Throughout the records below, find each line holding "location" and copy it.
╭─ SUPPLIED RECORDS
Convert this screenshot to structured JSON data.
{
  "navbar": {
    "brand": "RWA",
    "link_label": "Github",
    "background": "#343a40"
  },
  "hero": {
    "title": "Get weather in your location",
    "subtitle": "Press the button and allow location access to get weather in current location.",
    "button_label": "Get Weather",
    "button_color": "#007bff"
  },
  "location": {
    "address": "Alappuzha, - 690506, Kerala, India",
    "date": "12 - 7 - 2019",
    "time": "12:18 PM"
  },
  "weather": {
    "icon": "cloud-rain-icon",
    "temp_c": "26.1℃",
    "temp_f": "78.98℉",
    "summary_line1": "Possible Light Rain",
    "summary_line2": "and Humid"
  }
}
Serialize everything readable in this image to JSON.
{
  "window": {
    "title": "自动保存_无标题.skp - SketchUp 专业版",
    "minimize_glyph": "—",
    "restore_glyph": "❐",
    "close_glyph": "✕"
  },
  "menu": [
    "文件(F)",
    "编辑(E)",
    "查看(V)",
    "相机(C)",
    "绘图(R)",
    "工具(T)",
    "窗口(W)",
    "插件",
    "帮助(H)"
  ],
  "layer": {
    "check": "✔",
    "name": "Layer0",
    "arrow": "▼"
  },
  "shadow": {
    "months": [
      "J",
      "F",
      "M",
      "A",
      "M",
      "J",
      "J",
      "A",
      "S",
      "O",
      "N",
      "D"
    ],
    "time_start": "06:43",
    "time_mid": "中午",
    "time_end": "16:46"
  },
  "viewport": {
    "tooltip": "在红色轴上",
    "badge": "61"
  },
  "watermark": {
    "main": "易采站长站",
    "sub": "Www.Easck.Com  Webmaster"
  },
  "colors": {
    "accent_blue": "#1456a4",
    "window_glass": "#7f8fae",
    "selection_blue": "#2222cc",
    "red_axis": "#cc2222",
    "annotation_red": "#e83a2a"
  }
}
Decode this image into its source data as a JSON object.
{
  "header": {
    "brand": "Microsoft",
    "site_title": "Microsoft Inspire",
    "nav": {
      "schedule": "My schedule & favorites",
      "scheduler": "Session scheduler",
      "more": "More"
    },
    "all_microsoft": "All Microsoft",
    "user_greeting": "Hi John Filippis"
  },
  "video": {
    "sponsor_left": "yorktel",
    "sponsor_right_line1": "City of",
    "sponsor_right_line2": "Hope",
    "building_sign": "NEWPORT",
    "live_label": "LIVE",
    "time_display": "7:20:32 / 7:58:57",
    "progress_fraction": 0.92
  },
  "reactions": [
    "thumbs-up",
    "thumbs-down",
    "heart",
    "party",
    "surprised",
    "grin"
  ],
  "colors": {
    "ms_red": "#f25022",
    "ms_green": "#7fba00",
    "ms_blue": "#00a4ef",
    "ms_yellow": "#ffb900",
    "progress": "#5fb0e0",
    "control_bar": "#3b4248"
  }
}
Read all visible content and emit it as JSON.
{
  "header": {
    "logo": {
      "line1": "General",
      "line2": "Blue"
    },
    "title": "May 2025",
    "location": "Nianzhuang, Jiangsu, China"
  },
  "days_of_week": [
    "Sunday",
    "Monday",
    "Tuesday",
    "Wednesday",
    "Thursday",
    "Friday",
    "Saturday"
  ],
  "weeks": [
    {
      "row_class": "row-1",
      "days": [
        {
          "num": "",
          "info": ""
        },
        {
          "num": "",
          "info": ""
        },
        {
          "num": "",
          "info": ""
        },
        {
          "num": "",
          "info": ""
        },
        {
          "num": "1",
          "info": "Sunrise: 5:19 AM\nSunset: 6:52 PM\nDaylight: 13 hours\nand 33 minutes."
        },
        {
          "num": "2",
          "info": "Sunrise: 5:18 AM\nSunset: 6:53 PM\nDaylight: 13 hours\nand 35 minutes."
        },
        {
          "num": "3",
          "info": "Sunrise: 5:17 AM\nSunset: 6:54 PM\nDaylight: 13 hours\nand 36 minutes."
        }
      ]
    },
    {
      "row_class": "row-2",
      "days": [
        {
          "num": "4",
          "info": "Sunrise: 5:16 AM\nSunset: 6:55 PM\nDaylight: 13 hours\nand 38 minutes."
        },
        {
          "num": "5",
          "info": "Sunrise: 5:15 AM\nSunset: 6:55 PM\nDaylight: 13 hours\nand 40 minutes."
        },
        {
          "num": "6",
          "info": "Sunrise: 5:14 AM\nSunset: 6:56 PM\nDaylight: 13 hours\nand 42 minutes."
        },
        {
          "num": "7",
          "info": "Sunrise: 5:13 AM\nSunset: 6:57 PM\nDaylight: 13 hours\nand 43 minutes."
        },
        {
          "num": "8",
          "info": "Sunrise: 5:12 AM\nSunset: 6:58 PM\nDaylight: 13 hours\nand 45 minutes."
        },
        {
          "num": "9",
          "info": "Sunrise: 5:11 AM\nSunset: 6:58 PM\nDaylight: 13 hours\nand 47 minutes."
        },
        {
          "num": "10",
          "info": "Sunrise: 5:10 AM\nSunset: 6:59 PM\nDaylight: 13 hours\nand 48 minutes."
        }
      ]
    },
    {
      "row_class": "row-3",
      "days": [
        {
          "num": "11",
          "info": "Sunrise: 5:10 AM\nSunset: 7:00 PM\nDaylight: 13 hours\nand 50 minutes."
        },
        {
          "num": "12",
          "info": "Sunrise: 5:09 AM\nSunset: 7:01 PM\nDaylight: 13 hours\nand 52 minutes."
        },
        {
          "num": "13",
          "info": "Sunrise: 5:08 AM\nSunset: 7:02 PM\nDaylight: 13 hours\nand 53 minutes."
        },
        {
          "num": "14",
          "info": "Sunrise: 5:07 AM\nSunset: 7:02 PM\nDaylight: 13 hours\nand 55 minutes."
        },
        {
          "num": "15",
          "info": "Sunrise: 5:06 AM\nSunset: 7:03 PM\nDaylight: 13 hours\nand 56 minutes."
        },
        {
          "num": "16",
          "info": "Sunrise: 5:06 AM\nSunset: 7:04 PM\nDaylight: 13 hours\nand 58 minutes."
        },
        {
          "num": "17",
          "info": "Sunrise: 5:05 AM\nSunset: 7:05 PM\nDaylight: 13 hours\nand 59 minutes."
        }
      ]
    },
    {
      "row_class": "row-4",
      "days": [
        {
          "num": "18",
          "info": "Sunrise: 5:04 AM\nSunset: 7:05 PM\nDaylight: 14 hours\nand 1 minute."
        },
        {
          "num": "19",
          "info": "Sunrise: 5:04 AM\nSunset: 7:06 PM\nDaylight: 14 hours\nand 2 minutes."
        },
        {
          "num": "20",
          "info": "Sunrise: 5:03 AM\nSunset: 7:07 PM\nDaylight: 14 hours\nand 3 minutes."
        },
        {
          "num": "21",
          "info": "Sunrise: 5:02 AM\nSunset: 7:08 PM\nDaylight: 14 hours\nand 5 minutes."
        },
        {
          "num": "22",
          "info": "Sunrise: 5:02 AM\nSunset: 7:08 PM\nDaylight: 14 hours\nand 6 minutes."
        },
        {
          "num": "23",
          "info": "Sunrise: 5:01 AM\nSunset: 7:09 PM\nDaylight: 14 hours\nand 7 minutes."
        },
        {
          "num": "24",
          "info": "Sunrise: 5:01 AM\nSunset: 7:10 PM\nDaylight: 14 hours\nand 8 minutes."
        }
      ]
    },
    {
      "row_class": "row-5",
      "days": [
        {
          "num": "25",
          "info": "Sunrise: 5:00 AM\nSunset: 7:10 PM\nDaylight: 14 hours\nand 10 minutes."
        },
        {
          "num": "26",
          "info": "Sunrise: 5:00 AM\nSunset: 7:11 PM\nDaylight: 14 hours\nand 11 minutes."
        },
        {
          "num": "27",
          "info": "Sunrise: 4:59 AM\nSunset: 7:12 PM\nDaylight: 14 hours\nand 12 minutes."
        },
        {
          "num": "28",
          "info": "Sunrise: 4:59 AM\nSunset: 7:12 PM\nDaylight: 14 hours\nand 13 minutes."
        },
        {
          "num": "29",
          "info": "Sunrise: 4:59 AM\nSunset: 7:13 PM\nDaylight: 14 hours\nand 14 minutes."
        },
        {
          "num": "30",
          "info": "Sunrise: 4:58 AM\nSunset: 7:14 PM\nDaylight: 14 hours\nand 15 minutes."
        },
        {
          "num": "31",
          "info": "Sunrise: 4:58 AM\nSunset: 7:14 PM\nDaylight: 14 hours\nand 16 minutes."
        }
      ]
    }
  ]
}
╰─
OUTPUT OF THE TASK:
    "title": "Get weather in your location",
    "subtitle": "Press the button and allow location access to get weather in current location.",
  "location": {
    "location": "Nianzhuang, Jiangsu, China"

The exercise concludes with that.